— TASK TO CARRY OUT —
Please return every line of the records that contains the word "values".

— EXERCISE MATERIALS —

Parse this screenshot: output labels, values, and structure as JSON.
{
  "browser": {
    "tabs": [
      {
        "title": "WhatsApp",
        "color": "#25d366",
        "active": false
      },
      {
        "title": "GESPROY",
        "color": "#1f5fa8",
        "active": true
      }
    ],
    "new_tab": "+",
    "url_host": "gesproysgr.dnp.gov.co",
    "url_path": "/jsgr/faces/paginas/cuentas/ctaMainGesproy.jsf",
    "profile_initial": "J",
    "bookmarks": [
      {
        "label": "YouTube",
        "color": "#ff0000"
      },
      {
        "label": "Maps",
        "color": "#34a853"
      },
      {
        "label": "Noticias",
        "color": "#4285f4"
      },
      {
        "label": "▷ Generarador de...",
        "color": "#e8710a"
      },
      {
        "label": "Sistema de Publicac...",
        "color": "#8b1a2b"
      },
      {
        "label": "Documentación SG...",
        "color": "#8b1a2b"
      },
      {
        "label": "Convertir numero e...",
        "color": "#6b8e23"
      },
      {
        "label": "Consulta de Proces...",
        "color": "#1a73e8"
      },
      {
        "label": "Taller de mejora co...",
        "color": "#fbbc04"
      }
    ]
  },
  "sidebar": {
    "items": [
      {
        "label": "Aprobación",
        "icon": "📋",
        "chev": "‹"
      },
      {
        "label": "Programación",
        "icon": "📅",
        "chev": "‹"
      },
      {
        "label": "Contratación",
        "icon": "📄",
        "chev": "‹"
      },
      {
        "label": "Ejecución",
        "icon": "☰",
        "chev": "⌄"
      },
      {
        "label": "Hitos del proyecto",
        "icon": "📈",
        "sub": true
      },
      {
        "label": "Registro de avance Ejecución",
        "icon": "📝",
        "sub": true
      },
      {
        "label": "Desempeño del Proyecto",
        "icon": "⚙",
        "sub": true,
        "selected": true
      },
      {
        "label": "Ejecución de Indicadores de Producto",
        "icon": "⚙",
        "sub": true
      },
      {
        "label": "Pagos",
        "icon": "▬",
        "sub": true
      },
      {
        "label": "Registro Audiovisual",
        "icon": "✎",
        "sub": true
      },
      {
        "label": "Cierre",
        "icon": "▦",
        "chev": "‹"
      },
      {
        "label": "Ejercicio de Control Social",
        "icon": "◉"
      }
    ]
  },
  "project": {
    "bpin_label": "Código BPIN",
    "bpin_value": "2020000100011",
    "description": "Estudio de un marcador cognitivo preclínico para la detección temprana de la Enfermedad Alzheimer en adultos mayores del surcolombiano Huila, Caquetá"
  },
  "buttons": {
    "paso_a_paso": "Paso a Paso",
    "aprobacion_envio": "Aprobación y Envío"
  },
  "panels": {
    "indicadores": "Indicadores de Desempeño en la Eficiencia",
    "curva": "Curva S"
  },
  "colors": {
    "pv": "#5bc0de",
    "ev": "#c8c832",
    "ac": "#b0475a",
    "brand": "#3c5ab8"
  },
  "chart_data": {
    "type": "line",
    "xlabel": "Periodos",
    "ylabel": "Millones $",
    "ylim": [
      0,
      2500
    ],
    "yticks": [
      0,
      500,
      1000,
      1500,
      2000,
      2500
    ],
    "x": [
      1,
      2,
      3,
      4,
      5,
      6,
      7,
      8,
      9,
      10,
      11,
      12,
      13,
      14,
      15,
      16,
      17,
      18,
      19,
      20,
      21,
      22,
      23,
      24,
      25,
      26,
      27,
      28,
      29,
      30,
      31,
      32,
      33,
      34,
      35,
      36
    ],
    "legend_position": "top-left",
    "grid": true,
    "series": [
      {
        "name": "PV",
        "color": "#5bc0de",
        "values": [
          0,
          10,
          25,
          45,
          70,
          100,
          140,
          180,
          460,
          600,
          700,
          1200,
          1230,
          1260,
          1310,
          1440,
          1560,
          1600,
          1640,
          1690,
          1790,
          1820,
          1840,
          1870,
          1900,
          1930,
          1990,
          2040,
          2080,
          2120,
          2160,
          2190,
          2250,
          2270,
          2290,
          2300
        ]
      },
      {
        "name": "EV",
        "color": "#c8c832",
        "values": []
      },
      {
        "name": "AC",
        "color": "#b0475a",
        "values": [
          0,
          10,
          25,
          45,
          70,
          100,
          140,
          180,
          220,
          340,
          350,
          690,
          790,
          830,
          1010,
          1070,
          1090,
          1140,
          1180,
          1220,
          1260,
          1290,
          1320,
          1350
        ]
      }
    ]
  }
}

— ANSWER SPACE —
Parse this screenshot: output labels, values, and structure as JSON.
        "values": [
        "values": []
        "values": [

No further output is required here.